#### [Required work]
Repeat the full listing that follows, word for word.
- - - - -
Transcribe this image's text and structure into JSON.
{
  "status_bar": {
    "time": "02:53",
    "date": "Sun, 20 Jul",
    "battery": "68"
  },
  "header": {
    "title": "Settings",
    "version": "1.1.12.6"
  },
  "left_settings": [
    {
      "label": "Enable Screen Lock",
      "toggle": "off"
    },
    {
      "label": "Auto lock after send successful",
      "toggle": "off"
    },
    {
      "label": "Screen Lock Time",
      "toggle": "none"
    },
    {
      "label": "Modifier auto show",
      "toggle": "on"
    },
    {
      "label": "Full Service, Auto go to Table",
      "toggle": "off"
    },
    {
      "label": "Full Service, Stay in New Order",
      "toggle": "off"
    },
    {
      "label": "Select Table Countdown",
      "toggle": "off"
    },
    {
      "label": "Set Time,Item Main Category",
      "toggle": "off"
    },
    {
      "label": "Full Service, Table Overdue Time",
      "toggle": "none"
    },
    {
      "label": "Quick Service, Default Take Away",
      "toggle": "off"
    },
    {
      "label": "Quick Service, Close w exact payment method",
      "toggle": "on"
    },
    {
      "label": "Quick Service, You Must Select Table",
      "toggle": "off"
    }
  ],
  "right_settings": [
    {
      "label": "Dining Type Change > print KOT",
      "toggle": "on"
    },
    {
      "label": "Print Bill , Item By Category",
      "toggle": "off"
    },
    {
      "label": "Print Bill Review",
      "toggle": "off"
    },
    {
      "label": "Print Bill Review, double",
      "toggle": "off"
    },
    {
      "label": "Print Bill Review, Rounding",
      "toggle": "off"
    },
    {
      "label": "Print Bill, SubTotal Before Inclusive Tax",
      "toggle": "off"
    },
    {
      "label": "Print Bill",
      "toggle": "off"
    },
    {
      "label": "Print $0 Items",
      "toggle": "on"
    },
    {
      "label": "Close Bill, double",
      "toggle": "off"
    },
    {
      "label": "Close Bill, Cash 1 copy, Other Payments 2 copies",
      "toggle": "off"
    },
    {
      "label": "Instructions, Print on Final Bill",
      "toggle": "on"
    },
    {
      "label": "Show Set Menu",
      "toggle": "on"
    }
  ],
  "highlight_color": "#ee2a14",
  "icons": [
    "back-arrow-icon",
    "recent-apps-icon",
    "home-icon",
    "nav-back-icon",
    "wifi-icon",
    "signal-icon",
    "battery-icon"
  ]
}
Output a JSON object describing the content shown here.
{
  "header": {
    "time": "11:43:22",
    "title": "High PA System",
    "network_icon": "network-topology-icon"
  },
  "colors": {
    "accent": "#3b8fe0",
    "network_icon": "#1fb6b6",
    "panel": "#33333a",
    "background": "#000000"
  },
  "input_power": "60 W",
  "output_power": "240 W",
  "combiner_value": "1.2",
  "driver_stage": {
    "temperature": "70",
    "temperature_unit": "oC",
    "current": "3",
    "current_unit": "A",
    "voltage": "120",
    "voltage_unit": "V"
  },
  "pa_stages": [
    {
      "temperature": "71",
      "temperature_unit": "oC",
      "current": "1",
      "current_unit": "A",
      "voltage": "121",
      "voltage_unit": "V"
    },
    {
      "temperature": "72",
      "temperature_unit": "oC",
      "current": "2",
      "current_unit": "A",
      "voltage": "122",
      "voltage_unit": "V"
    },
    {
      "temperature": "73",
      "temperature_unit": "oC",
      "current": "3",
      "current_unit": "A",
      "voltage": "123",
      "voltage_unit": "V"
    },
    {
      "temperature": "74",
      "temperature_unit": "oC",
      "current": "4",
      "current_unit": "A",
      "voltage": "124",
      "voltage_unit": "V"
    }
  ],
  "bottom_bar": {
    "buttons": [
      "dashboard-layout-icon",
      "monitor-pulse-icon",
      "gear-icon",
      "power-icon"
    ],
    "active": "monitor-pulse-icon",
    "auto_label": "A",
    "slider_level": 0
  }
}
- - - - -
#### [Result for this task]
Transcribe this image's text and structure into JSON.
{
  "status_bar": {
    "time": "02:53",
    "date": "Sun, 20 Jul",
    "battery": "68"
  },
  "header": {
    "title": "Settings",
    "version": "1.1.12.6"
  },
  "left_settings": [
    {
      "label": "Enable Screen Lock",
      "toggle": "off"
    },
    {
      "label": "Auto lock after send successful",
      "toggle": "off"
    },
    {
      "label": "Screen Lock Time",
      "toggle": "none"
    },
    {
      "label": "Modifier auto show",
      "toggle": "on"
    },
    {
      "label": "Full Service, Auto go to Table",
      "toggle": "off"
    },
    {
      "label": "Full Service, Stay in New Order",
      "toggle": "off"
    },
    {
      "label": "Select Table Countdown",
      "toggle": "off"
    },
    {
      "label": "Set Time,Item Main Category",
      "toggle": "off"
    },
    {
      "label": "Full Service, Table Overdue Time",
      "toggle": "none"
    },
    {
      "label": "Quick Service, Default Take Away",
      "toggle": "off"
    },
    {
      "label": "Quick Service, Close w exact payment method",
      "toggle": "on"
    },
    {
      "label": "Quick Service, You Must Select Table",
      "toggle": "off"
    }
  ],
  "right_settings": [
    {
      "label": "Dining Type Change > print KOT",
      "toggle": "on"
    },
    {
      "label": "Print Bill , Item By Category",
      "toggle": "off"
    },
    {
      "label": "Print Bill Review",
      "toggle": "off"
    },
    {
      "label": "Print Bill Review, double",
      "toggle": "off"
    },
    {
      "label": "Print Bill Review, Rounding",
      "toggle": "off"
    },
    {
      "label": "Print Bill, SubTotal Before Inclusive Tax",
      "toggle": "off"
    },
    {
      "label": "Print Bill",
      "toggle": "off"
    },
    {
      "label": "Print $0 Items",
      "toggle": "on"
    },
    {
      "label": "Close Bill, double",
      "toggle": "off"
    },
    {
      "label": "Close Bill, Cash 1 copy, Other Payments 2 copies",
      "toggle": "off"
    },
    {
      "label": "Instructions, Print on Final Bill",
      "toggle": "on"
    },
    {
      "label": "Show Set Menu",
      "toggle": "on"
    }
  ],
  "highlight_color": "#ee2a14",
  "icons": [
    "back-arrow-icon",
    "recent-apps-icon",
    "home-icon",
    "nav-back-icon",
    "wifi-icon",
    "signal-icon",
    "battery-icon"
  ]
}
Output a JSON object describing the content shown here.
{
  "header": {
    "time": "11:43:22",
    "title": "High PA System",
    "network_icon": "network-topology-icon"
  },
  "colors": {
    "accent": "#3b8fe0",
    "network_icon": "#1fb6b6",
    "panel": "#33333a",
    "background": "#000000"
  },
  "input_power": "60 W",
  "output_power": "240 W",
  "combiner_value": "1.2",
  "driver_stage": {
    "temperature": "70",
    "temperature_unit": "oC",
    "current": "3",
    "current_unit": "A",
    "voltage": "120",
    "voltage_unit": "V"
  },
  "pa_stages": [
    {
      "temperature": "71",
      "temperature_unit": "oC",
      "current": "1",
      "current_unit": "A",
      "voltage": "121",
      "voltage_unit": "V"
    },
    {
      "temperature": "72",
      "temperature_unit": "oC",
      "current": "2",
      "current_unit": "A",
      "voltage": "122",
      "voltage_unit": "V"
    },
    {
      "temperature": "73",
      "temperature_unit": "oC",
      "current": "3",
      "current_unit": "A",
      "voltage": "123",
      "voltage_unit": "V"
    },
    {
      "temperature": "74",
      "temperature_unit": "oC",
      "current": "4",
      "current_unit": "A",
      "voltage": "124",
      "voltage_unit": "V"
    }
  ],
  "bottom_bar": {
    "buttons": [
      "dashboard-layout-icon",
      "monitor-pulse-icon",
      "gear-icon",
      "power-icon"
    ],
    "active": "monitor-pulse-icon",
    "auto_label": "A",
    "slider_level": 0
  }
}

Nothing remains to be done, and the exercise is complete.